Rangelands – areas that consist predominantly of grasses, grass-like plants, and shrubs - encompass almost half the world’s land surface. Across Central and West Asia and North Africa they are the single largest land type and comprise over two-thirds of the region’s total land area. These areas are extremely varied in terms of precipitation, elevation, steepness, and aspect.
Once used primarily as sources of forage for livestock and wildlife, rangelands now support a much wider variety of services and ecosystem functions. These include eco-tourism, mitigating climate change via carbon sequestration, storing genetic diversity, and offering opportunities for ranching and mining. Appropriate rangeland management is not only important for the social and economic development of pastoral communities, but also for the whole of humanity.

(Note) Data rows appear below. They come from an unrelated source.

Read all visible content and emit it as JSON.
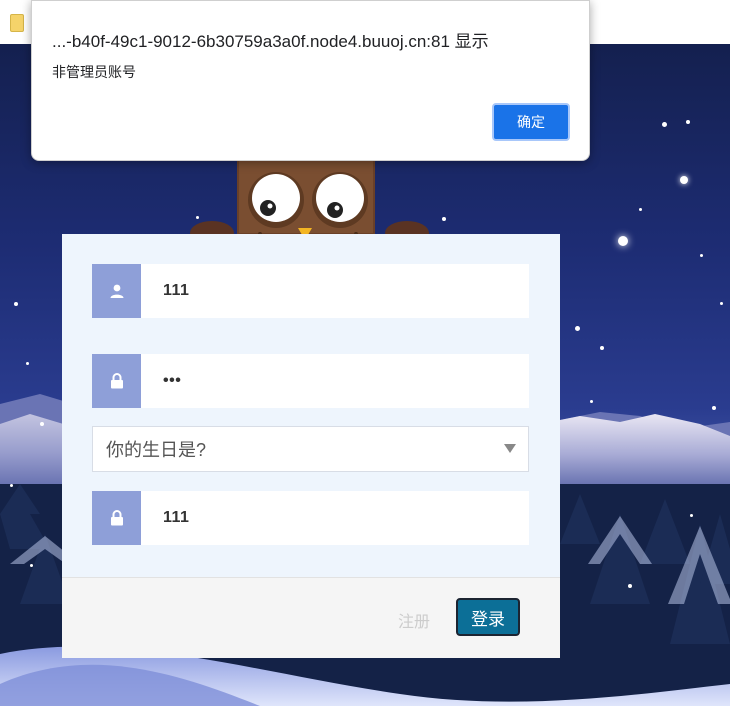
{
  "dialog": {
    "title": "...-b40f-49c1-9012-6b30759a3a0f.node4.buuoj.cn:81 显示",
    "message": "非管理员账号",
    "ok_label": "确定"
  },
  "form": {
    "username_value": "111",
    "password_value": "•••",
    "question_selected": "你的生日是?",
    "answer_value": "111",
    "register_label": "注册",
    "login_label": "登录"
  },
  "icons": {
    "favicon": "folder-icon",
    "user": "user-icon",
    "lock": "lock-icon",
    "caret": "chevron-down-icon"
  },
  "colors": {
    "icon_box": "#8e9fd8",
    "panel_bg": "#eef5fd",
    "login_button": "#0c6f97",
    "dialog_ok": "#1a73e8"
  }
}
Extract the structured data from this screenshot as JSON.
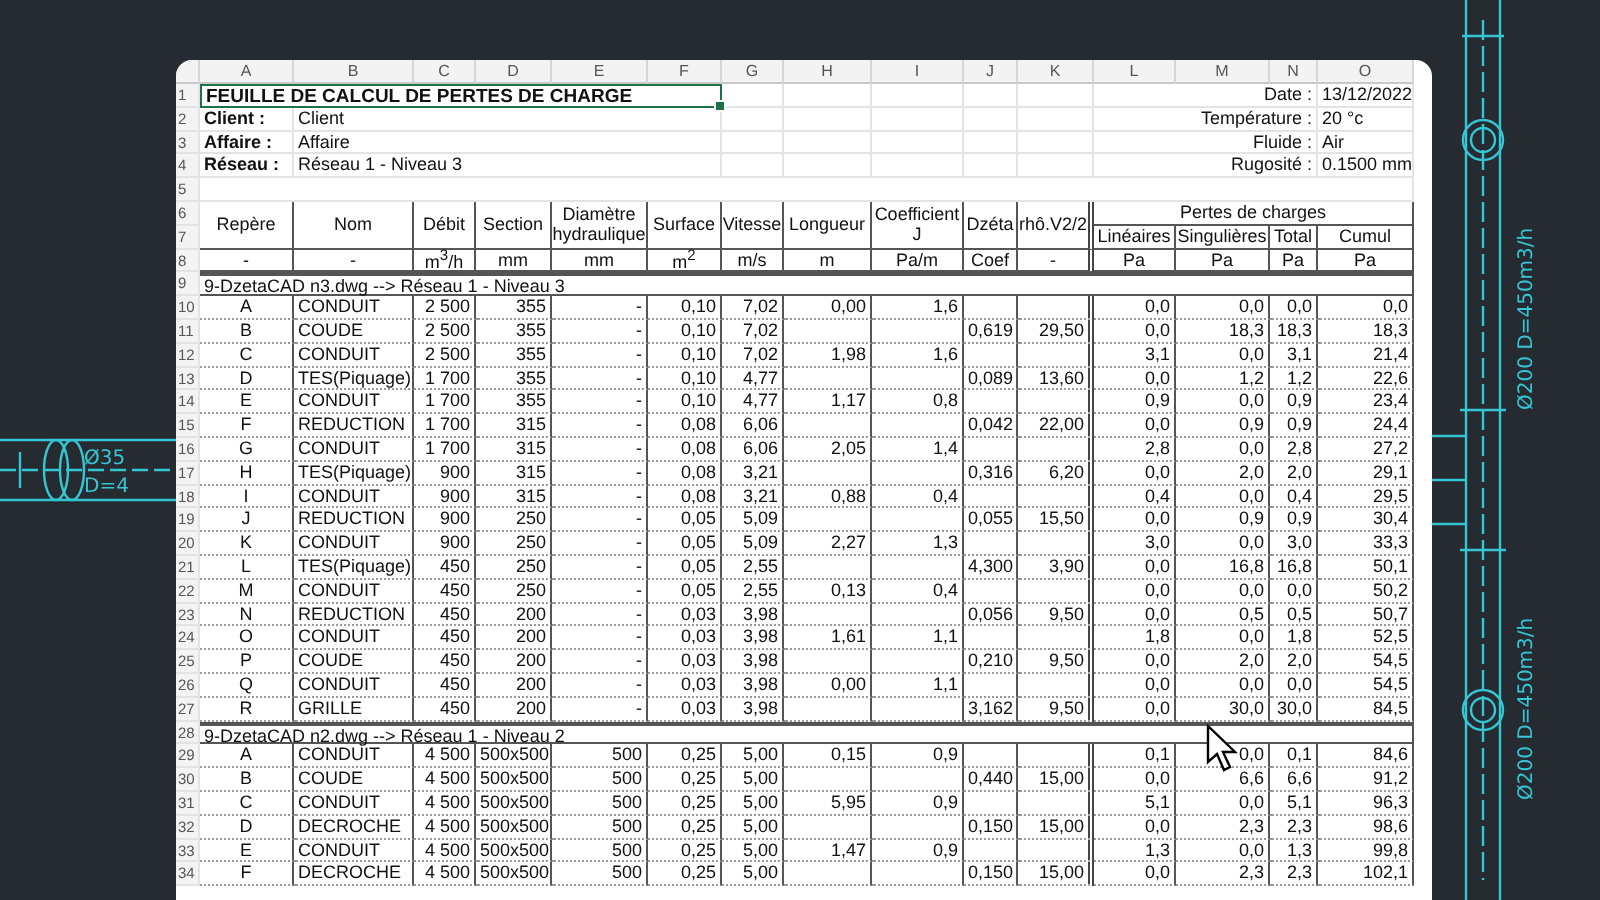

Since its inception, ICARDA’s rangeland research program has progressively expanded across the arid and semi-arid areas of Central and West Asia and North Africa. Our activities have included community-based rangeland rehabilitation, biodiversity characterization, and sustainable grazing strategies. ICARDA research has also highlighted the importance of property rights, policy options, and social and institutional factors.